2016-06-03 – Samantha Zimnik is granted with the Laura Bassi price for her outstanding scientific achievements in the field of surface physics at the positron source NEPOMUC.
A switch for light wave electronics
2016-06-02 – Light waves might be able to drive future transistors. The electromagnetic waves of light oscillate approximately one million times in a billionth of a second, hence at petahertz frequencies. In principle future electronics could reach this speed and become 100.000 times faster than current digital electronics. A team of the Laboratory for Attosecond Physics (LAP) at the Max-Planck Institute of Quantum Optics (MPQ), the Ludwig-Maximilians University Munich (LMU) and the Technical University of Munich (TUM) in collaboration with theorists from the University of Tsukuba have optimized the interaction of light and glass in a way that facilitates its possible future usage for light wave driven electronics.
Christian Pfleiderer and Peter Böni receive Europhysics prize

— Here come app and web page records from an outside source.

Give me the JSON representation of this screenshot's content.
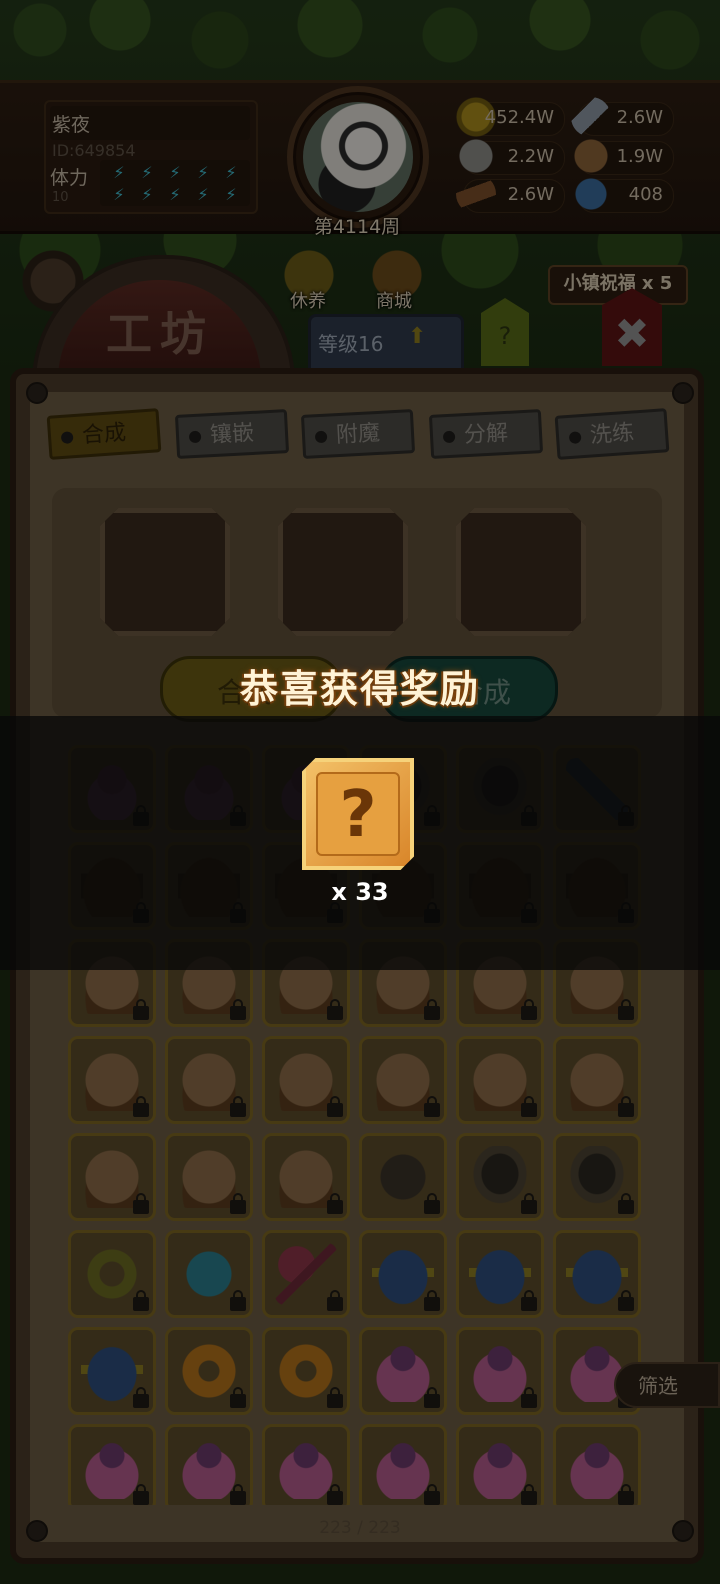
{
  "player": {
    "name": "紫夜",
    "id": "ID:649854",
    "stamina_label": "体力",
    "stamina_value": "10",
    "week": "第4114周"
  },
  "resources": [
    {
      "icon": "gold-coin-icon",
      "value": "452.4W"
    },
    {
      "icon": "iron-ingot-icon",
      "value": "2.6W"
    },
    {
      "icon": "stone-icon",
      "value": "2.2W"
    },
    {
      "icon": "leather-icon",
      "value": "1.9W"
    },
    {
      "icon": "wood-log-icon",
      "value": "2.6W"
    },
    {
      "icon": "crystal-icon",
      "value": "408"
    }
  ],
  "menu": {
    "rest_label": "休养",
    "shop_label": "商城",
    "blessing": "小镇祝福 x 5"
  },
  "workshop": {
    "title": "工坊",
    "level": "等级16",
    "help": "?",
    "close": "✖"
  },
  "tabs": [
    {
      "label": "合成",
      "active": true
    },
    {
      "label": "镶嵌",
      "active": false
    },
    {
      "label": "附魔",
      "active": false
    },
    {
      "label": "分解",
      "active": false
    },
    {
      "label": "洗练",
      "active": false
    }
  ],
  "actions": {
    "left_button": "合成",
    "right_button": "合成"
  },
  "inventory": {
    "rows": [
      [
        "bag",
        "bag",
        "bag",
        "armor",
        "armor",
        "claw"
      ],
      [
        "chest",
        "chest",
        "chest",
        "chest",
        "chest",
        "chest"
      ],
      [
        "chest-open",
        "chest-open",
        "chest-open",
        "chest-open",
        "chest-open",
        "chest-open"
      ],
      [
        "chest-open",
        "chest-open",
        "chest-open",
        "chest-open",
        "chest-open",
        "chest-open"
      ],
      [
        "chest-open",
        "chest-open",
        "chest-open",
        "shield",
        "armor",
        "armor"
      ],
      [
        "ring",
        "helm-cyan",
        "axe",
        "helm-blue",
        "helm-blue",
        "helm-blue"
      ],
      [
        "helm-blue",
        "dragon",
        "dragon",
        "bag-pink",
        "bag-pink",
        "bag-pink"
      ],
      [
        "bag-pink",
        "bag-pink",
        "bag-pink",
        "bag-pink",
        "bag-pink",
        "bag-pink"
      ]
    ],
    "filter_label": "筛选",
    "count": "223 / 223"
  },
  "reward": {
    "title": "恭喜获得奖励",
    "item_icon": "mystery-box-icon",
    "item_glyph": "?",
    "quantity": "x 33"
  }
}
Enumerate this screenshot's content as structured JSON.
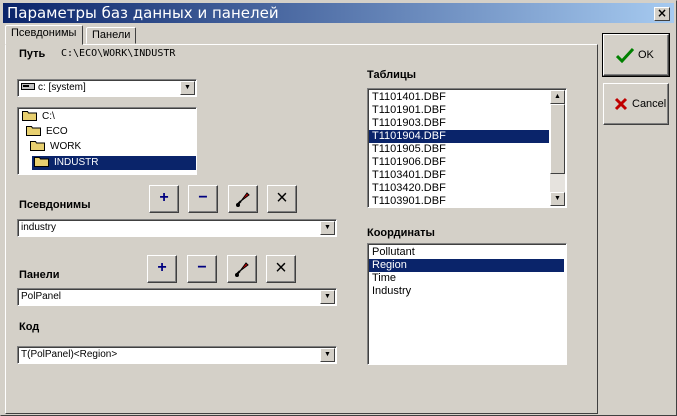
{
  "window": {
    "title": "Параметры баз данных и панелей",
    "close_label": "×"
  },
  "tabs": [
    {
      "label": "Псевдонимы"
    },
    {
      "label": "Панели"
    }
  ],
  "path": {
    "label": "Путь",
    "value": "C:\\ECO\\WORK\\INDUSTR"
  },
  "drive": {
    "value": "c: [system]"
  },
  "tree": {
    "items": [
      {
        "label": "C:\\"
      },
      {
        "label": "ECO"
      },
      {
        "label": "WORK"
      },
      {
        "label": "INDUSTR"
      }
    ]
  },
  "aliases": {
    "label": "Псевдонимы",
    "value": "industry"
  },
  "panels": {
    "label": "Панели",
    "value": "PolPanel"
  },
  "code": {
    "label": "Код",
    "value": "T(PolPanel)<Region>"
  },
  "toolbar": {
    "add": "+",
    "remove": "−",
    "delete": "×"
  },
  "tables": {
    "label": "Таблицы",
    "items": [
      "T1101401.DBF",
      "T1101901.DBF",
      "T1101903.DBF",
      "T1101904.DBF",
      "T1101905.DBF",
      "T1101906.DBF",
      "T1103401.DBF",
      "T1103420.DBF",
      "T1103901.DBF"
    ],
    "selected": "T1101904.DBF"
  },
  "coords": {
    "label": "Координаты",
    "items": [
      "Pollutant",
      "Region",
      "Time",
      "Industry"
    ],
    "selected": "Region"
  },
  "buttons": {
    "ok": "OK",
    "cancel": "Cancel"
  },
  "colors": {
    "selection": "#0a246a",
    "ok_check": "#008000",
    "cancel_x": "#c00000",
    "folder": "#e8d070"
  }
}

2016-05-30 – Experimental physicists Prof. Christian Pfleiderer and Prof. Peter Böni from the physics department of TUM are awarded the European Physical Society’s prestigious Europhysics Prize. The prize is awarded for the “discovery of a skyrmion phase in manganese silicon” and shared with three theoretical physicists: Prof. Alex Bogdanov (Dresden), Prof. Achim Rosch (Cologne) and Prof. Ashvin Vishwanath (Berkeley).
Architekturwettbewerb für zwei neue Physik-Gebäude entschieden
2016-04-27 – Auf dem Weg zu modernen Laborflächen und neuer Infrastruktur für die Lehre ist das Physik-Department einen großen Schritt vorangekommen: Der Architekturwettbewerb für den Neubau zweier Institutsgebäude ist entschieden. Zunächst wird von 2018 bis 2020 ein futuristisches Laborgebäude entstehen; anschließend soll ein Neubau für Hörsäle und Praktika folgen.